Scan the records for "title" and copy each line that contains it.

──────── Data in this exercise ────────

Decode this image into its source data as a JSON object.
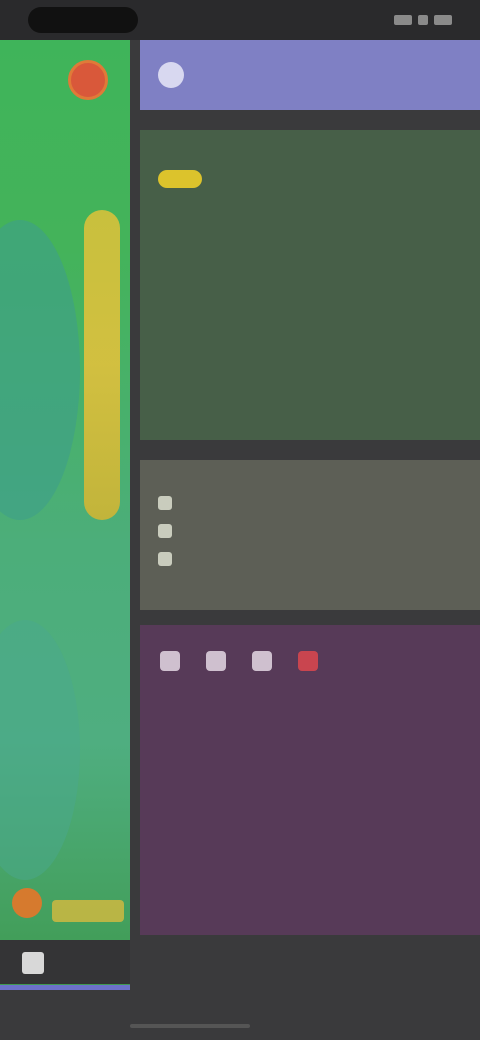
{
  "status": {
    "left_pill": "",
    "right": ""
  },
  "header": {
    "title": ""
  },
  "green_card": {
    "title": "",
    "badge": "",
    "badge_side": "",
    "row1_a": "",
    "row1_b": "",
    "row2_a": "",
    "row2_b": "",
    "note": "",
    "link": ""
  },
  "gray_card": {
    "title": "",
    "items": [
      {
        "label": "",
        "value": ""
      },
      {
        "label": "",
        "value": ""
      },
      {
        "label": "",
        "value": ""
      }
    ]
  },
  "purple_card": {
    "lines": [
      "",
      "",
      "",
      "",
      "",
      ""
    ]
  },
  "footer": {
    "note": ""
  },
  "icons": [
    "home-icon",
    "map-pin-icon"
  ],
  "colors": {
    "accent_purple": "#7f80c4",
    "badge_yellow": "#dcc32c",
    "highlight_red": "#c9454f"
  }
}
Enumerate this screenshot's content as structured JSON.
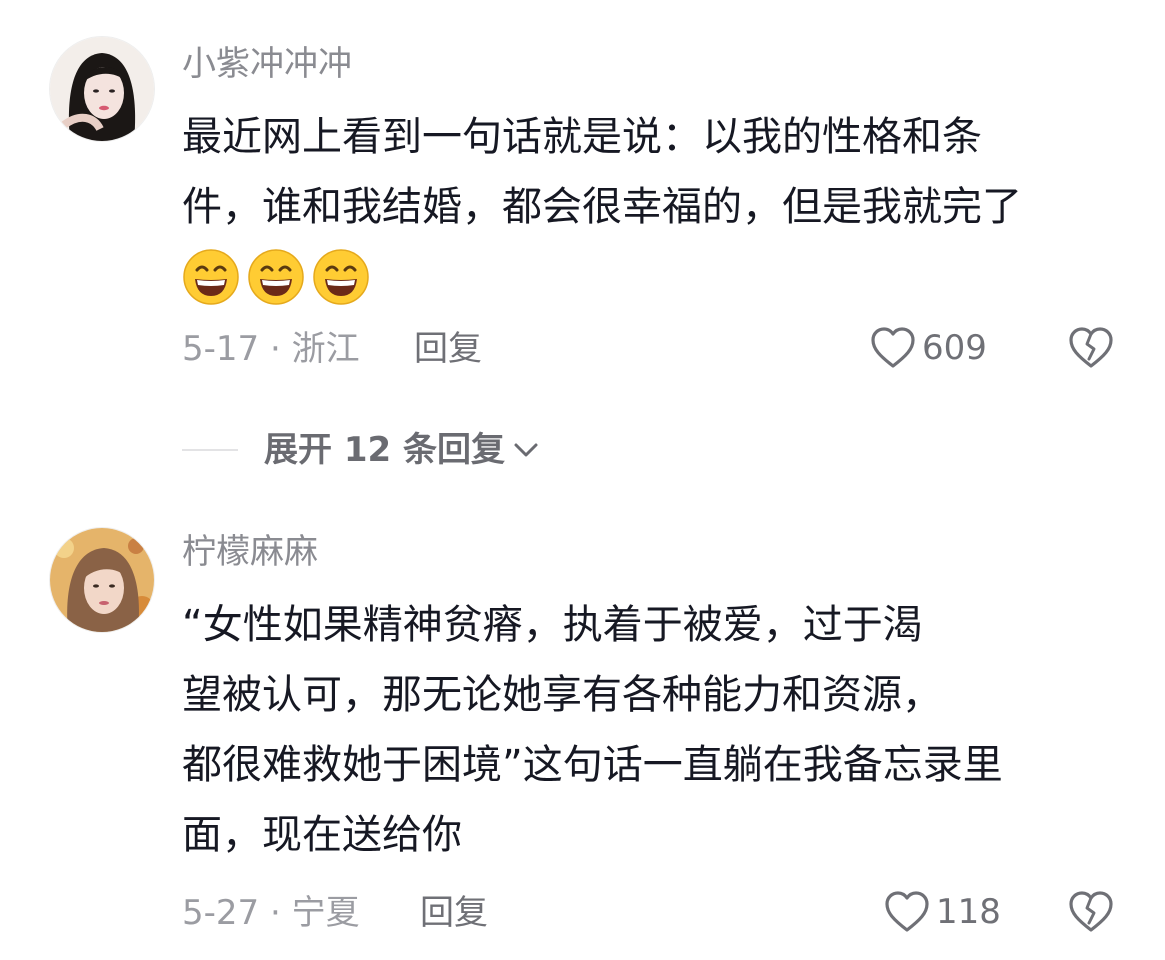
{
  "comments": [
    {
      "username": "小紫冲冲冲",
      "avatar_icon": "avatar-woman-dark-hair",
      "lines": [
        "最近网上看到一句话就是说：以我的性格和条",
        "件，谁和我结婚，都会很幸福的，但是我就完了"
      ],
      "emojis": [
        "grinning-face-icon",
        "grinning-face-icon",
        "grinning-face-icon"
      ],
      "meta": "5-17 · 浙江",
      "reply_label": "回复",
      "likes": "609",
      "expand_label": "展开 12 条回复"
    },
    {
      "username": "柠檬麻麻",
      "avatar_icon": "avatar-woman-light-hair",
      "lines": [
        "“女性如果精神贫瘠，执着于被爱，过于渴",
        "望被认可，那无论她享有各种能力和资源，",
        "都很难救她于困境”这句话一直躺在我备忘录里",
        "面，现在送给你"
      ],
      "meta": "5-27 · 宁夏",
      "reply_label": "回复",
      "likes": "118"
    }
  ],
  "colors": {
    "text": "#161823",
    "secondary": "#8a8b91",
    "emoji_face": "#ffcc33"
  }
}
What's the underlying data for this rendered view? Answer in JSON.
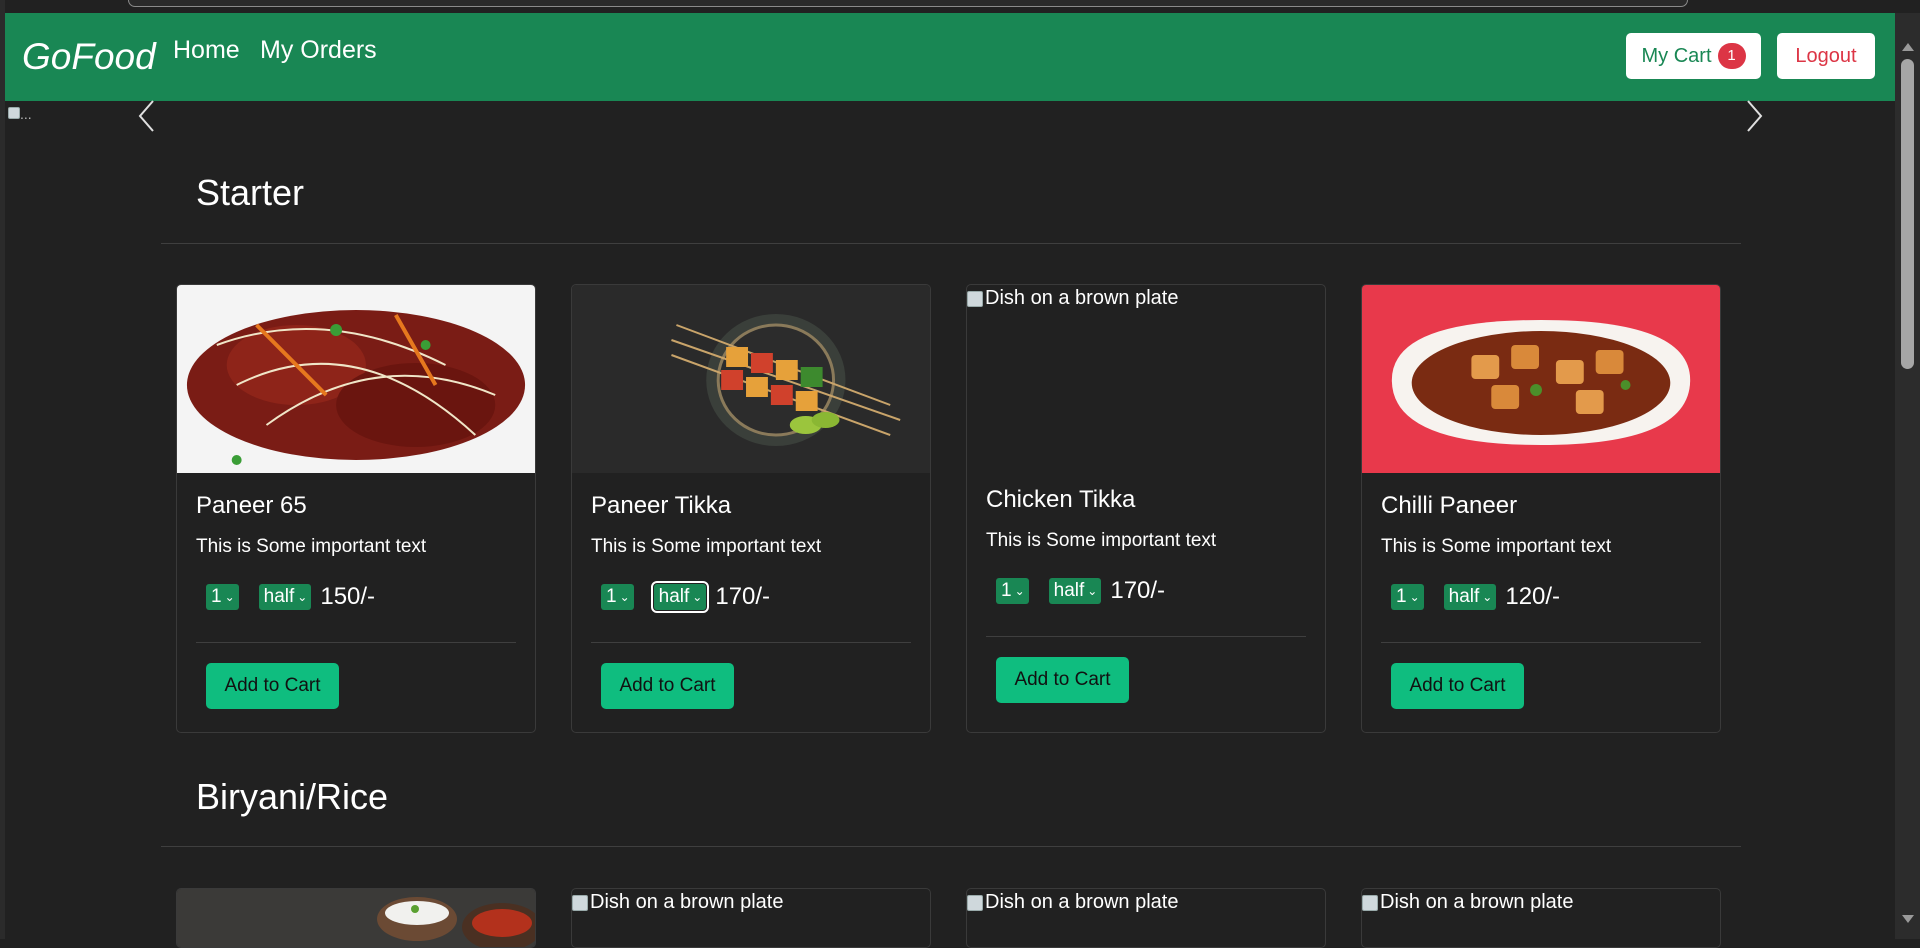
{
  "navbar": {
    "brand": "GoFood",
    "links": {
      "home": "Home",
      "orders": "My Orders"
    },
    "cart_label": "My Cart",
    "cart_count": "1",
    "logout_label": "Logout",
    "bg_color": "#198754"
  },
  "carousel": {
    "image_alt": "..."
  },
  "sections": {
    "starter": "Starter",
    "biryani": "Biryani/Rice"
  },
  "cards": [
    {
      "name": "Paneer 65",
      "description": "This is Some important text",
      "qty": "1",
      "size": "half",
      "price": "150/-",
      "add_label": "Add to Cart"
    },
    {
      "name": "Paneer Tikka",
      "description": "This is Some important text",
      "qty": "1",
      "size": "half",
      "price": "170/-",
      "add_label": "Add to Cart"
    },
    {
      "name": "Chicken Tikka",
      "description": "This is Some important text",
      "qty": "1",
      "size": "half",
      "price": "170/-",
      "add_label": "Add to Cart",
      "image_alt": "Dish on a brown plate"
    },
    {
      "name": "Chilli Paneer",
      "description": "This is Some important text",
      "qty": "1",
      "size": "half",
      "price": "120/-",
      "add_label": "Add to Cart"
    }
  ],
  "biryani_cards": [
    {
      "image_alt": "Dish on a brown plate"
    },
    {
      "image_alt": "Dish on a brown plate"
    },
    {
      "image_alt": "Dish on a brown plate"
    }
  ],
  "colors": {
    "accent": "#198754",
    "add_button": "#0fbd7f",
    "badge": "#dc3545",
    "page_bg": "#212121"
  }
}
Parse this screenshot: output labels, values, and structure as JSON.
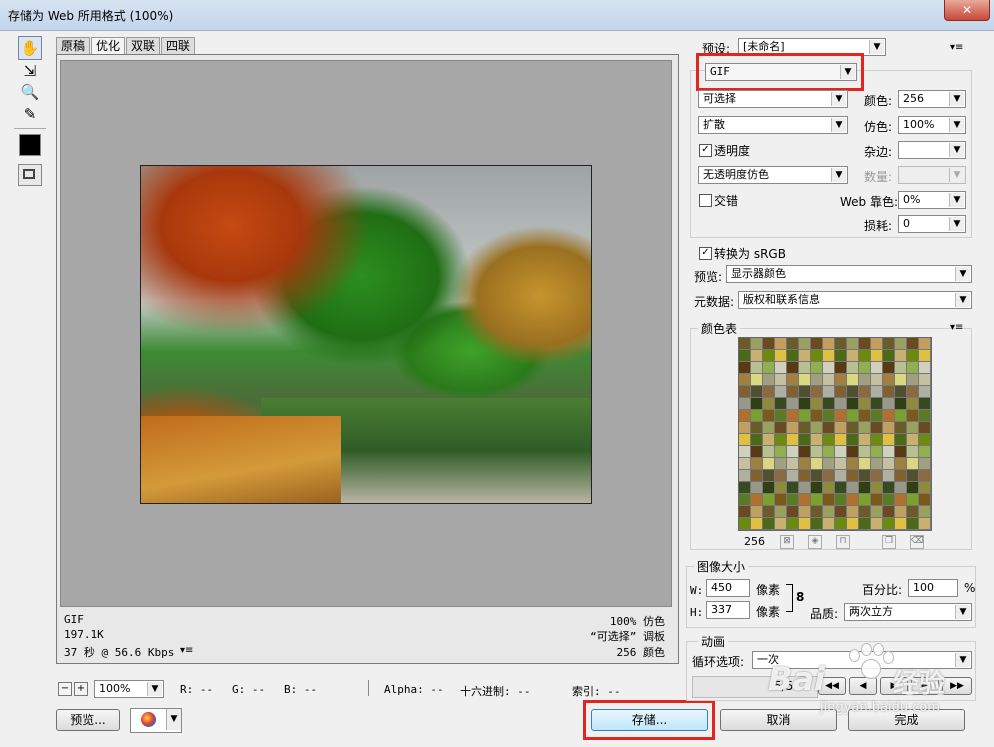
{
  "window": {
    "title": "存储为 Web 所用格式 (100%)",
    "close_glyph": "✕"
  },
  "tools": [
    "hand-icon",
    "slice-select-icon",
    "zoom-icon",
    "eyedropper-icon"
  ],
  "tabs": [
    "原稿",
    "优化",
    "双联",
    "四联"
  ],
  "image_info": {
    "format": "GIF",
    "size": "197.1K",
    "time": "37 秒 @ 56.6 Kbps",
    "time_menu": "▾≡",
    "dither": "100% 仿色",
    "palette": "“可选择” 调板",
    "colors": "256 颜色"
  },
  "status_bar": {
    "zoom_minus": "−",
    "zoom_plus": "+",
    "zoom": "100%",
    "r": "R: --",
    "g": "G: --",
    "b": "B: --",
    "alpha": "Alpha: --",
    "hex": "十六进制: --",
    "index": "索引: --"
  },
  "buttons": {
    "preview": "预览...",
    "save": "存储...",
    "cancel": "取消",
    "done": "完成"
  },
  "settings": {
    "preset_label": "预设:",
    "preset_value": "[未命名]",
    "format": "GIF",
    "reduction": "可选择",
    "dither_algo": "扩散",
    "transparency_label": "透明度",
    "transparency_dither": "无透明度仿色",
    "interlaced_label": "交错",
    "colors_label": "颜色:",
    "colors_value": "256",
    "dither_label": "仿色:",
    "dither_value": "100%",
    "matte_label": "杂边:",
    "amount_label": "数量:",
    "web_snap_label": "Web 靠色:",
    "web_snap_value": "0%",
    "lossy_label": "损耗:",
    "lossy_value": "0",
    "srgb_label": "转换为 sRGB",
    "preview_label": "预览:",
    "preview_value": "显示器颜色",
    "metadata_label": "元数据:",
    "metadata_value": "版权和联系信息"
  },
  "color_table": {
    "title": "颜色表",
    "count": "256",
    "colors": [
      "#6b5a2a",
      "#8f8a3c",
      "#c5c0a0",
      "#4a6a1a",
      "#7a5a1a",
      "#b0b0a0",
      "#5a3a10",
      "#9aa060",
      "#3a4a20",
      "#a08040",
      "#c8b070",
      "#5a7a2a",
      "#806030",
      "#b8c090",
      "#6a4a20",
      "#989888"
    ]
  },
  "image_size": {
    "title": "图像大小",
    "w_label": "W:",
    "w_value": "450",
    "h_label": "H:",
    "h_value": "337",
    "unit": "像素",
    "percent_label": "百分比:",
    "percent_value": "100",
    "percent_unit": "%",
    "quality_label": "品质:",
    "quality_value": "两次立方"
  },
  "animation": {
    "title": "动画",
    "loop_label": "循环选项:",
    "loop_value": "一次",
    "frame": "5/5"
  },
  "icons": {
    "menu": "▾≡",
    "dropdown": "▼",
    "check": "✓",
    "link": "8",
    "first_frame": "◀◀",
    "prev_frame": "◀",
    "play": "▶",
    "next_frame": "▶",
    "last_frame": "▶▶"
  },
  "watermark": {
    "brand": "Bai",
    "brand_cn": "经验",
    "url": "jingyan.baidu.com"
  }
}
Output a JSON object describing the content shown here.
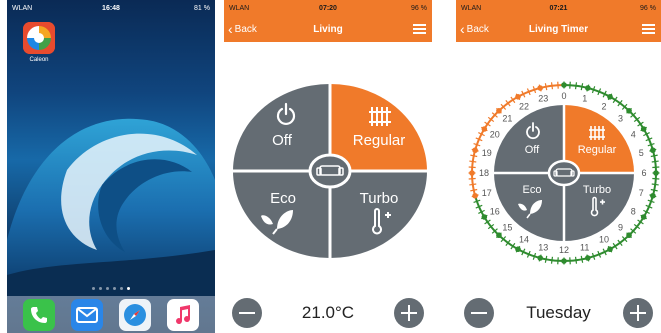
{
  "phone1": {
    "status": {
      "carrier": "WLAN",
      "time": "16:48",
      "battery": "81 %"
    },
    "app_label": "Caleon",
    "page_dots": 6,
    "dock": [
      "phone-icon",
      "mail-icon",
      "safari-icon",
      "music-icon"
    ]
  },
  "phone2": {
    "status": {
      "carrier": "WLAN",
      "time": "07:20",
      "battery": "96 %"
    },
    "back_label": "Back",
    "title": "Living",
    "modes": {
      "off": "Off",
      "regular": "Regular",
      "eco": "Eco",
      "turbo": "Turbo"
    },
    "selected_mode": "Regular",
    "temperature": "21.0°C",
    "colors": {
      "accent": "#f07a2a",
      "slate": "#646c73"
    }
  },
  "phone3": {
    "status": {
      "carrier": "WLAN",
      "time": "07:21",
      "battery": "96 %"
    },
    "back_label": "Back",
    "title": "Living Timer",
    "modes": {
      "off": "Off",
      "regular": "Regular",
      "eco": "Eco",
      "turbo": "Turbo"
    },
    "hours": [
      "0",
      "1",
      "2",
      "3",
      "4",
      "5",
      "6",
      "7",
      "8",
      "9",
      "10",
      "11",
      "12",
      "13",
      "14",
      "15",
      "16",
      "17",
      "18",
      "19",
      "20",
      "21",
      "22",
      "23"
    ],
    "day": "Tuesday",
    "colors": {
      "orange_segment": "#f07a2a",
      "green_segment": "#2e8b2e"
    }
  }
}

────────

Written solution>
    "title": ""
    "title": "",
    "title": "",
    "title": "存储为 Web 所用格式 (100%)",
    "title": "颜色表",
    "title": "图像大小",
    "title": "动画",
    "title": "Living",
    "title": "Living Timer",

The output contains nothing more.